The China Central Television building in Beijing towers over everything around it. As a marvel of design, two sloping pillars meeting at an odd angle in mid-air, the construction seems to defy gravity. And yet, for all its external modernity, China’s main mouthpiece to the world – and the censorship regime that it helps underpin – remains lost in a backwater of a propagandist past.
Across the world, headlines in the free press have circulated about the whereabouts of China’s heir apparent, Xi Jinping. Premier Wen Jiabao counseled against speculation after Xi canceled a meeting with U.S. Secretary of State Hillary Clinton several days ago (on possibly her last visit to China as diplomat-in-chief). But how could there not be a raft of largely unsubstantiated stories circulating when Xi disappears from public view in the lead up to the most highly anticipated, internationally watched, single-party transfer of power in the world?
Uncertainty about the Chinese economy and its slow motion slide into lower growth are widely known about both within and outside China.
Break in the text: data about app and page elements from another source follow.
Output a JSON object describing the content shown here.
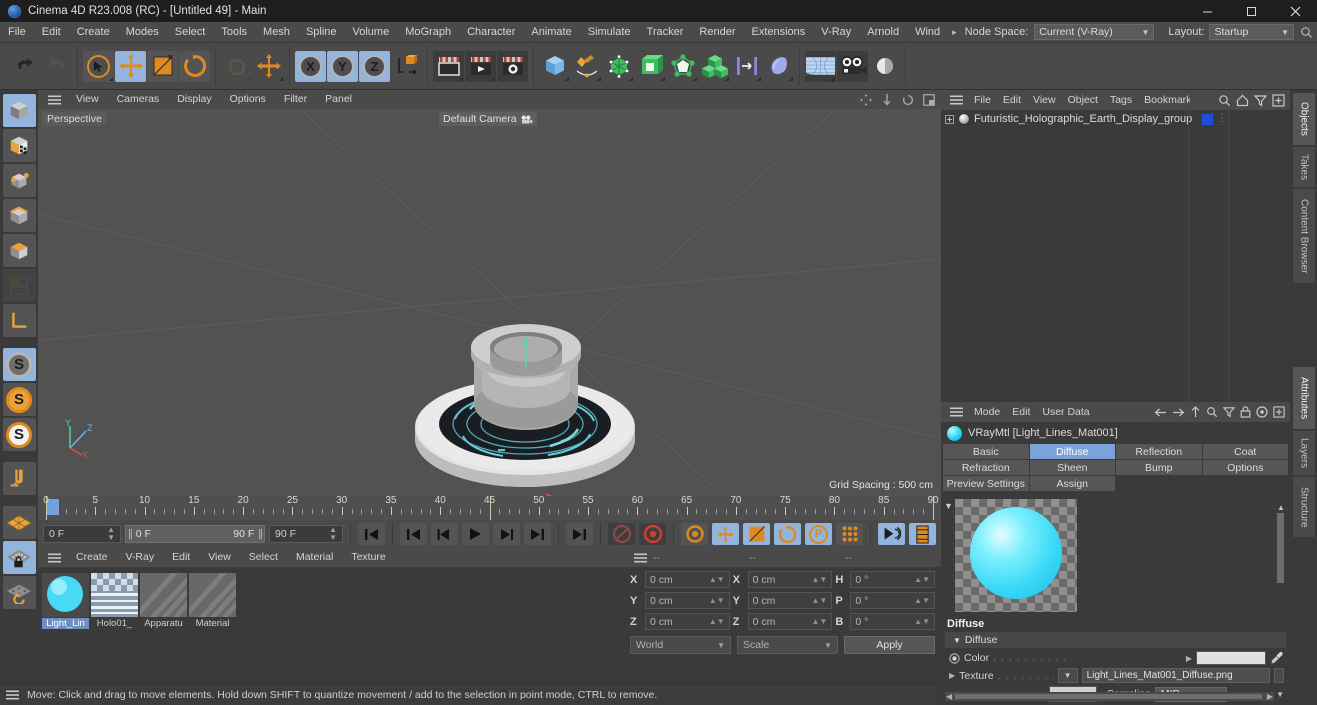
{
  "window": {
    "title": "Cinema 4D R23.008 (RC) - [Untitled 49] - Main",
    "minimize": "—",
    "maximize": "❐",
    "close": "✕"
  },
  "main_menu": {
    "items": [
      "File",
      "Edit",
      "Create",
      "Modes",
      "Select",
      "Tools",
      "Mesh",
      "Spline",
      "Volume",
      "MoGraph",
      "Character",
      "Animate",
      "Simulate",
      "Tracker",
      "Render",
      "Extensions",
      "V-Ray",
      "Arnold",
      "Wind"
    ],
    "overflow_arrow": "▸",
    "node_space_label": "Node Space:",
    "node_space_value": "Current (V-Ray)",
    "layout_label": "Layout:",
    "layout_value": "Startup"
  },
  "toolbar": {
    "undo": "undo",
    "redo": "redo",
    "select": "live-selection",
    "move": "move",
    "scale": "scale",
    "rotate": "rotate",
    "reset_rotate": "reset-rotation",
    "global_move": "global-move",
    "axis_x": "X",
    "axis_y": "Y",
    "axis_z": "Z",
    "world_object": "world-object-axis",
    "render_view": "render-view",
    "render_region": "render-to-picture-viewer",
    "render_settings": "render-settings",
    "cube": "primitive-cube",
    "spline": "spline-pen",
    "generator": "subdivision-surface",
    "deformer": "bend-deformer",
    "scene": "scene-environment",
    "array": "array-cloner",
    "mograph": "mograph",
    "field": "field",
    "sky": "sky-environment",
    "camera": "camera",
    "light": "light"
  },
  "left_tools": {
    "items": [
      {
        "name": "model-mode",
        "active": true
      },
      {
        "name": "texture-mode",
        "active": false
      },
      {
        "name": "point-mode",
        "active": false
      },
      {
        "name": "edge-mode",
        "active": false
      },
      {
        "name": "polygon-mode",
        "active": false
      },
      {
        "name": "workplane-mode",
        "active": false,
        "disabled": true
      },
      {
        "name": "axis-mode",
        "active": false
      },
      {
        "name": "enable-axis",
        "active": true
      },
      {
        "name": "object-axis",
        "active": false
      },
      {
        "name": "world-axis",
        "active": false
      },
      {
        "name": "snap-toggle",
        "active": false
      },
      {
        "name": "workplane",
        "active": false
      },
      {
        "name": "workplane-lock",
        "active": true
      },
      {
        "name": "workplane-rotate",
        "active": false
      }
    ]
  },
  "viewport": {
    "menu": [
      "View",
      "Cameras",
      "Display",
      "Options",
      "Filter",
      "Panel"
    ],
    "label": "Perspective",
    "camera": "Default Camera",
    "grid_spacing": "Grid Spacing : 500 cm",
    "axis_x": "X",
    "axis_y": "Y",
    "axis_z": "Z"
  },
  "timeline": {
    "ticks": [
      0,
      5,
      10,
      15,
      20,
      25,
      30,
      35,
      40,
      45,
      50,
      55,
      60,
      65,
      70,
      75,
      80,
      85,
      90
    ],
    "current_frame": "0 F",
    "range_start": "0 F",
    "range_end": "90 F",
    "max_frame": "90 F",
    "right_frame": "0 F",
    "transport": {
      "go_to_start": "⏮",
      "prev_key": "⏮",
      "prev_frame": "◁",
      "play": "▶",
      "next_frame": "▷",
      "next_key": "⏭",
      "go_to_end": "⏭",
      "record": "record",
      "autokey": "autokey",
      "keyframe_settings": "keyframe-settings",
      "pos": "position-key",
      "scale": "scale-key",
      "rot": "rotation-key",
      "param": "parameter-key",
      "point": "point-level-key",
      "play_mode": "play-mode",
      "level_of_detail": "level-of-detail"
    }
  },
  "material_manager": {
    "menu": [
      "Create",
      "V-Ray",
      "Edit",
      "View",
      "Select",
      "Material",
      "Texture"
    ],
    "materials": [
      {
        "name": "Light_Lin",
        "type": "sphere-blue",
        "selected": true
      },
      {
        "name": "Holo01_",
        "type": "checker-texture",
        "selected": false
      },
      {
        "name": "Apparatu",
        "type": "hatched",
        "selected": false
      },
      {
        "name": "Material",
        "type": "hatched",
        "selected": false
      }
    ]
  },
  "coordinates": {
    "columns": [
      "--",
      "--",
      "--"
    ],
    "rows": [
      {
        "label": "X",
        "pos": "0 cm",
        "label2": "X",
        "size": "0 cm",
        "label3": "H",
        "rot": "0 °"
      },
      {
        "label": "Y",
        "pos": "0 cm",
        "label2": "Y",
        "size": "0 cm",
        "label3": "P",
        "rot": "0 °"
      },
      {
        "label": "Z",
        "pos": "0 cm",
        "label2": "Z",
        "size": "0 cm",
        "label3": "B",
        "rot": "0 °"
      }
    ],
    "system": "World",
    "mode": "Scale",
    "apply": "Apply"
  },
  "status_bar": {
    "text": "Move: Click and drag to move elements. Hold down SHIFT to quantize movement / add to the selection in point mode, CTRL to remove."
  },
  "object_manager": {
    "menu": [
      "File",
      "Edit",
      "View",
      "Object",
      "Tags",
      "Bookmarks"
    ],
    "icons": [
      "search-icon",
      "home-icon",
      "filter-icon",
      "add-icon"
    ],
    "tree": [
      {
        "name": "Futuristic_Holographic_Earth_Display_group",
        "expandable": true,
        "tag_color": "#1b4fd8"
      }
    ]
  },
  "attributes": {
    "menu": [
      "Mode",
      "Edit",
      "User Data"
    ],
    "icons": [
      "back-arrow",
      "forward-arrow",
      "up-arrow",
      "search-icon",
      "filter-icon",
      "lock-icon",
      "record-icon",
      "add-icon"
    ],
    "header": "VRayMtl [Light_Lines_Mat001]",
    "tabs": [
      {
        "label": "Basic",
        "active": false
      },
      {
        "label": "Diffuse",
        "active": true
      },
      {
        "label": "Reflection",
        "active": false
      },
      {
        "label": "Coat",
        "active": false
      },
      {
        "label": "Refraction",
        "active": false
      },
      {
        "label": "Sheen",
        "active": false
      },
      {
        "label": "Bump",
        "active": false
      },
      {
        "label": "Options",
        "active": false
      },
      {
        "label": "Preview Settings",
        "active": false
      },
      {
        "label": "Assign",
        "active": false
      }
    ],
    "section_title": "Diffuse",
    "group_label": "Diffuse",
    "color_label": "Color",
    "color_dots": ". . . . . . . . . .",
    "color_value": "#e0e0e0",
    "eyedropper": "eyedropper-icon",
    "texture_label": "Texture",
    "texture_dots": ". . . . . . . . . .",
    "texture_value": "Light_Lines_Mat001_Diffuse.png",
    "sampling_label": "Sampling",
    "sampling_value": "MIP"
  },
  "dock_tabs": {
    "top": [
      "Objects",
      "Takes",
      "Content Browser"
    ],
    "bottom": [
      "Attributes",
      "Layers",
      "Structure"
    ],
    "active_top": "Objects",
    "active_bottom": "Attributes"
  },
  "colors": {
    "accent_orange": "#e08a1e",
    "accent_blue": "#93b4dc",
    "panel_bg": "#3a3a3a",
    "toolbar_bg": "#4a4a4a",
    "viewport_bg": "#525252",
    "material_cyan": "#38d9f7",
    "tag_blue": "#1b4fd8"
  }
}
Now the government’s ability to orchestrate political transitions like a stage performance shows signs of weakening as well.
Full CNN blog post.